Aging is always associated with a decline in health, but people’s views vary in regard to the definition of aging: is aging considered a disease in itself or is it just a catalyst for illnesses? This controversy originates from different interpretations of aging and survival. According to a paper published by British molecular biologist Robin Holliday titled Aging is No Longer an Unsolved Problem in Biology, “survival of an organism is a dynamic tug between the occurrence of damage and the processes of maintenance and repair systems.” Aging causes an imbalance between repair mechanisms and the damage that occurs. Thus, some scientists believe that aging increases the vulnerability of humans and the chance of being diagnosed with illnesses, but is not a disease.

Other researchers argue that aging matches the definition of disease and therefore, should be considered an illness. As written in H. Marcovitch’s Black's Medical Dictionary, “The medical definition of disease is any abnormality of bodily structure or function, other than those arising directly from physical injury; the latter, however, may open the way for disease. “ Aging complies with these definitions. Moreover, there is an extent of flexibility and uncertainty in the classification of certain conditions as diseases. The American Medical Association House of Delegates declares that obesity is a disease, but similar to aging, obesity does not fall under the widely-held definition of illness. Therefore, some scientists state that aging has a cause other than physical injury and should be classified as a disease.

Utilizing different approaches, both sides strive to alleviate the harms related to aging. In their paper titled “Is Aging a Preventable or Curable Disease?”, pioneering bioethicist Daniel Callahan and Eva Topinkova, a national expert in geriatric medicine, wrote that the advantage of characterizing aging as a disease instead of a natural phenomenon is that it increases the practicality of medical efforts to find methods to eradicate the harmful effects of aging.

Scientists who view aging as a progressive phenomenon dismiss the idea of defeating or conquering aging. Instead, they focus on keywords such as maintaining health as a guideline to achieve healthy aging. Current anti-aging and disease-oriented treatments ignore the social, psychological, and mental causes of disease. Various chronic conditions such as depression, malnutrition, and age-related cancer do not have a specific cause, but they are still extremely harmful. A common anti-aging method is fixing what is broken. This approach utilizes technologies like tissue and organ repairs, transplants, or stem-cell related treatments. Another prominent intervention is replenishing the loss by supplementing hormones and antioxidants. However, these replenishments have little or no effect on the physical well-being of people. One prospective aging intervention is strengthening homeodynamics, which is when minor stresses such as physical exercise, an increase in brain activity or micronutrients induce cellular responses.

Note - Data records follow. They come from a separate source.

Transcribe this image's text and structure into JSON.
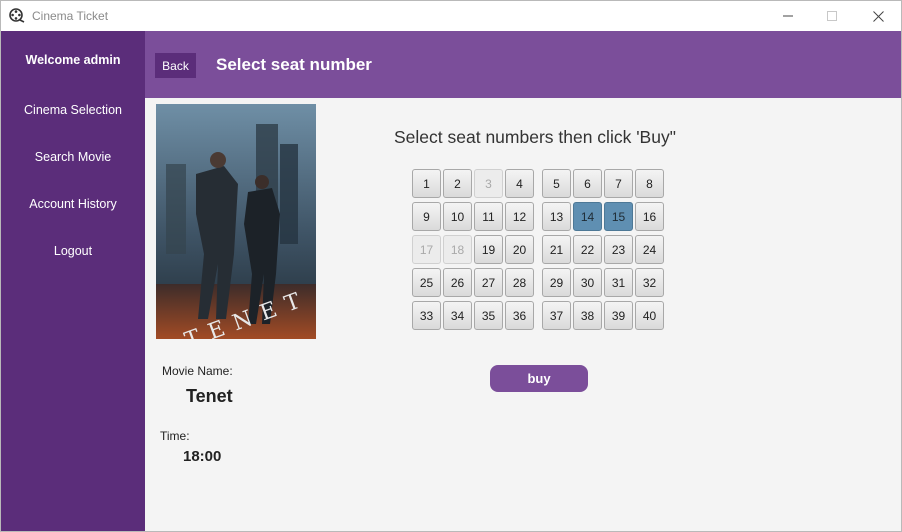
{
  "window": {
    "title": "Cinema Ticket"
  },
  "sidebar": {
    "welcome": "Welcome admin",
    "items": [
      {
        "label": "Cinema Selection"
      },
      {
        "label": "Search Movie"
      },
      {
        "label": "Account History"
      },
      {
        "label": "Logout"
      }
    ]
  },
  "header": {
    "back_label": "Back",
    "title": "Select seat number"
  },
  "main": {
    "instruction": "Select seat numbers then click 'Buy\"",
    "movie_name_label": "Movie Name:",
    "movie_name": "Tenet",
    "time_label": "Time:",
    "time": "18:00",
    "buy_label": "buy",
    "poster_title": "TENET"
  },
  "seats": {
    "numbers": [
      "1",
      "2",
      "3",
      "4",
      "5",
      "6",
      "7",
      "8",
      "9",
      "10",
      "11",
      "12",
      "13",
      "14",
      "15",
      "16",
      "17",
      "18",
      "19",
      "20",
      "21",
      "22",
      "23",
      "24",
      "25",
      "26",
      "27",
      "28",
      "29",
      "30",
      "31",
      "32",
      "33",
      "34",
      "35",
      "36",
      "37",
      "38",
      "39",
      "40"
    ],
    "disabled": [
      "3",
      "17",
      "18"
    ],
    "selected": [
      "14",
      "15"
    ]
  },
  "colors": {
    "sidebar": "#5b2d7a",
    "header": "#7b4e9a",
    "selected_seat": "#5f8fb2",
    "buy_button": "#7b4e9a"
  }
}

Whether scientists classify aging as a disease or not, current biomedical research is improving the development of aging interventions and enhancing the maintenance of human health into old age.